YOUR TASK: Your copy of the data should match it exactly, except that the pictures are gone.
· · · ·
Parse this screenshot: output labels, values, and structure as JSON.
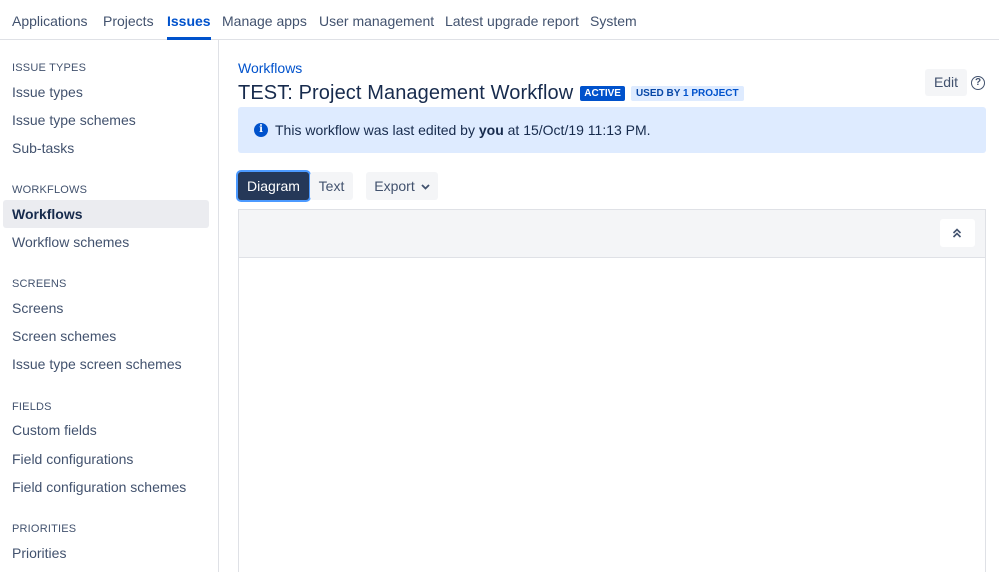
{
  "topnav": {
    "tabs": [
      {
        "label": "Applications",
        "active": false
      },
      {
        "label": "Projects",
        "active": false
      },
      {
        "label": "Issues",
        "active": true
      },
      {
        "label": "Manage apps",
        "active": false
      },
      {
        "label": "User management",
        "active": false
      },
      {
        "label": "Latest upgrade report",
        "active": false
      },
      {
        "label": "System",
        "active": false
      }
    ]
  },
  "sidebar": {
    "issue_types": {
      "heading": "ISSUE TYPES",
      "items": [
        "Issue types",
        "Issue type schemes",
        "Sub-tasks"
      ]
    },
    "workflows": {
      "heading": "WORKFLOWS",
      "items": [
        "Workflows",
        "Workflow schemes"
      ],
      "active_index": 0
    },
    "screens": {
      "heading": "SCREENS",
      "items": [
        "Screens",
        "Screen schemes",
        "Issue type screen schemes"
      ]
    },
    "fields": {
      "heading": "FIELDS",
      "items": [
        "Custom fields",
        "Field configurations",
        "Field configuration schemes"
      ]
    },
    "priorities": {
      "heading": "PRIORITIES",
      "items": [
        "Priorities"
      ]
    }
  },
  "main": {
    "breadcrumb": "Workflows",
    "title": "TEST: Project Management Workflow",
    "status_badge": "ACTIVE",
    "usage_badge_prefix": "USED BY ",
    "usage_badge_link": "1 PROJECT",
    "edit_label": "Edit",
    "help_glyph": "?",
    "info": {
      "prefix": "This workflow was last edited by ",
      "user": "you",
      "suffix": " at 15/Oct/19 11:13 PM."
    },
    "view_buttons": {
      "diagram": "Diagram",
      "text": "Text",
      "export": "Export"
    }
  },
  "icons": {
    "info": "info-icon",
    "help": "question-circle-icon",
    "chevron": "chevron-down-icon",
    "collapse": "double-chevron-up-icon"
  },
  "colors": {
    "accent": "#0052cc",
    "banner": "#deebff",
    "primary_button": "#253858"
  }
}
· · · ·
RESULT BELOW:
Parse this screenshot: output labels, values, and structure as JSON.
{
  "topnav": {
    "tabs": [
      {
        "label": "Applications",
        "active": false
      },
      {
        "label": "Projects",
        "active": false
      },
      {
        "label": "Issues",
        "active": true
      },
      {
        "label": "Manage apps",
        "active": false
      },
      {
        "label": "User management",
        "active": false
      },
      {
        "label": "Latest upgrade report",
        "active": false
      },
      {
        "label": "System",
        "active": false
      }
    ]
  },
  "sidebar": {
    "issue_types": {
      "heading": "ISSUE TYPES",
      "items": [
        "Issue types",
        "Issue type schemes",
        "Sub-tasks"
      ]
    },
    "workflows": {
      "heading": "WORKFLOWS",
      "items": [
        "Workflows",
        "Workflow schemes"
      ],
      "active_index": 0
    },
    "screens": {
      "heading": "SCREENS",
      "items": [
        "Screens",
        "Screen schemes",
        "Issue type screen schemes"
      ]
    },
    "fields": {
      "heading": "FIELDS",
      "items": [
        "Custom fields",
        "Field configurations",
        "Field configuration schemes"
      ]
    },
    "priorities": {
      "heading": "PRIORITIES",
      "items": [
        "Priorities"
      ]
    }
  },
  "main": {
    "breadcrumb": "Workflows",
    "title": "TEST: Project Management Workflow",
    "status_badge": "ACTIVE",
    "usage_badge_prefix": "USED BY ",
    "usage_badge_link": "1 PROJECT",
    "edit_label": "Edit",
    "help_glyph": "?",
    "info": {
      "prefix": "This workflow was last edited by ",
      "user": "you",
      "suffix": " at 15/Oct/19 11:13 PM."
    },
    "view_buttons": {
      "diagram": "Diagram",
      "text": "Text",
      "export": "Export"
    }
  },
  "icons": {
    "info": "info-icon",
    "help": "question-circle-icon",
    "chevron": "chevron-down-icon",
    "collapse": "double-chevron-up-icon"
  },
  "colors": {
    "accent": "#0052cc",
    "banner": "#deebff",
    "primary_button": "#253858"
  }
}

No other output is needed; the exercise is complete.